Saturday, 12 November 2016

Hong Kong Updates- Employment/ Competition/ Stamp Duty/ China Updates- Cybersecurity

New rules covering safety for Hong Kong’s many thousands of domestic helpers have been introduced, following a number of accidents involving falls from high windows. A proposed requirement for adult supervision of helpers was dropped, presumably because this rather takes away the real point of a domestic helper, namely to enable both spouses to go out to work.

Bizarrely, though, the changes are treated as a contractual matter, rather than a general health and safety issue, in that existing contracts will not be covered by the new rules: only new or renewed contracts (indeed, only those signed from 2017) will have to have the terms written into them.

Similarly, breach of the new rules will allow helpers a contractual remedy only.

Hong Kong’s first bid-rigging conviction was handed down in the "Garden Vista" case. In this case, renovation works were found to have been awarded at inflated prices in exchange for bribes. The (inflated) costs amounted to HK$290 million.

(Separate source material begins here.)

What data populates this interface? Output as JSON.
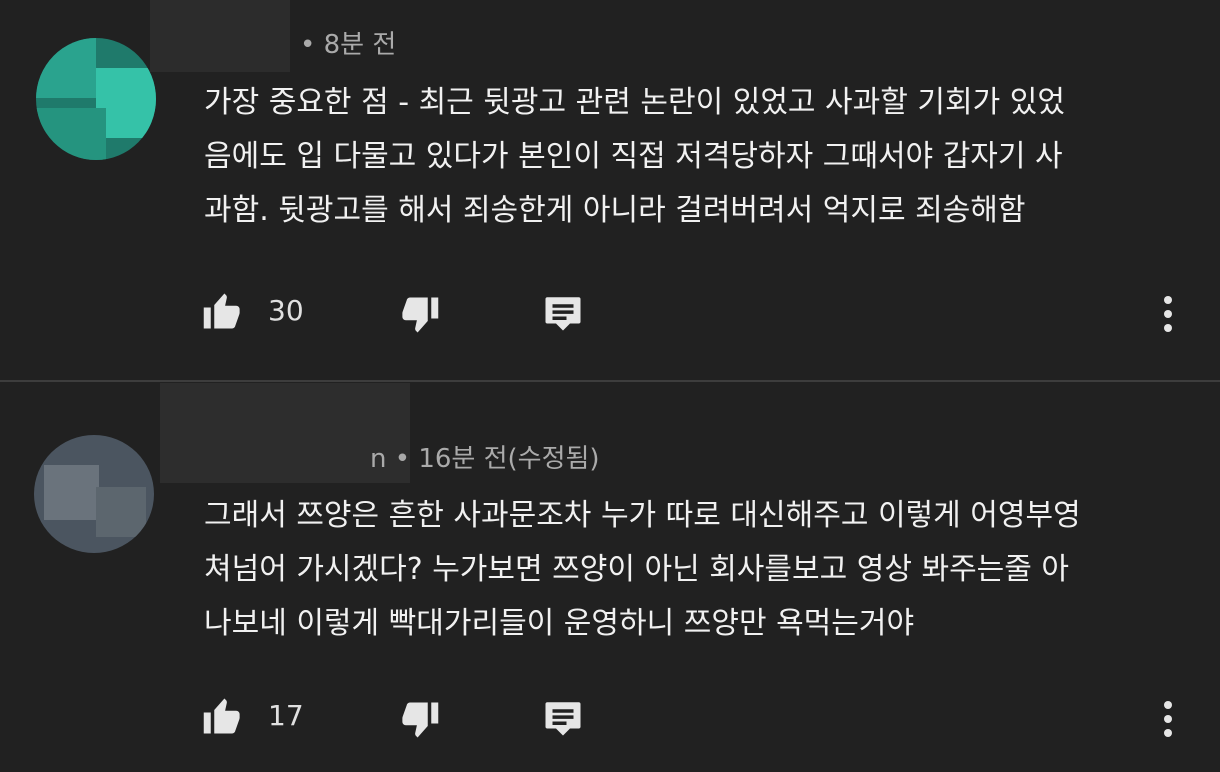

The bribes amounted to HK$44 million.

Stamp Duty
In a further attempt to cool the residential property market, the Hong Kong Government announced an increase in stamp duty for all residential property transactions to a flat rate of 15%, effective from 5th November 2016.

The previous cooling measures were the Double Stamp Duty, ranging up to 8.5%, on purchases by non-Hong Kong permanent residents and/or second-property owners.

China Updates

China’s new (and first major) Cybersecurity law was enacted on 7th November 2016. The law enhances privacy protection but introduces hurdles for international businesses and for internet service providers (defined very broadly in the legislation) generally.

One of the key provisions is that Chinese citizens’ “personal information and important data” collected or generated during business operations in China may be required to be stored in China. Security requirements apply where data must be provided to a foreign entity outside China. Increased penalties may apply.

On the other hand, individuals are given the right to request the deletion of their personal data.

Primasia will post the updates of Hong Kong and China from time to time. Follow us on our WebsiteBloggerLinkedIn and stay tunned for our updates!


Need more information?
Please contact:
John Barclay -Email
Teresa Tam - Email 
Follow us on:
LinkedIn: Primasia
Primasia Corporate Services Limited
Tel: +852 2882 2088
Suite 1106-08, 11/F., Tai Yau Building, No. 181 Johnston Road, Wanchai, Hong Kong

No comments:

Post a Comment